Stuart Rojstaczer, professor of geology, environment and engineering at Duke, researched 29 institutions – private and public – using data 12 years or older. Rojstaczer’s data suggests GPAs have increased by 0.6 from 1967 to 2001.
In CLA, GPAs jumped from 2.33 in 1963 to 2.95 in 1997, the data suggests.
Rojstaczer said much of the data shows a significant jump in GPAs in the mid-1980s. He said the increase can be attributed to students’ increased use of personal computers. He said computers might have made students’ work more visually appealing, but the content’s quality did not increase.
Rojstaczer also said because colleges and universities are vying for students – and their money – there is a willingness to treat students more like customers.
“When you get into that consumer mentality, the university is giving (students) an inflated sense of worth and higher grades,” he said.

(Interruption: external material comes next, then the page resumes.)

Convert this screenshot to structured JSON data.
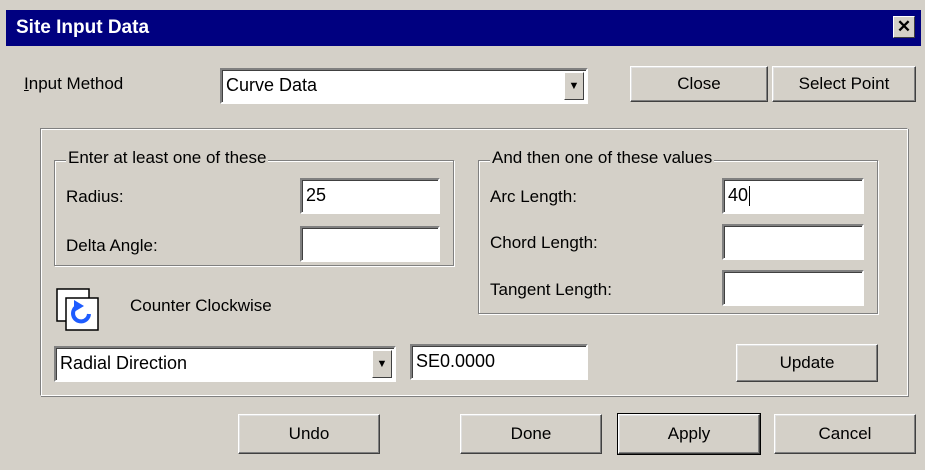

University Provost Christine Maziar said administrators have been concerned with grade inflation and discussed it in the University Senate.
“The University of Minnesota has been keeping its eye on this issue,” she said. “This has, in fact, been a concern at the University for at least two decades now.”
The University’s competitive nature – more applicants than available spots – has led to a higher-achieving student population, Maziar said.
Understanding the policy changes an institution implements when researching GPA data is important, Maziar said.
For example, if an institution relaxes its policy on dropping classes during the term, it could increase the class’ GPA because students with lower grades would have exited the class, she said.
Vice Provost Craig Swan said the University has taken significant steps to address grade inflation. In 1996-97, the University Senate formed a subcommittee on grading to investigate grade inflation, he said.
The committee’s report said grade inflation at the University had not “reached the level where grading practices have devalued student effort.”
Swan said the University has implemented all of the report’s recommendations. These included making GPA data more available and asking colleges and departments to discuss what the uniform grading policy means for their particular unit, he said.
Rojstaczer said while some institutions have taken strides to address GPA problems, nationwide change is the only way to help students.
“I don’t think an individual institution can do anything because it’s a national phenomenon,” he said. “I really think that is the only way you can work at this problem.”
Paul Sand covers Board of Regents and administration. He welcomes comments at [email protected]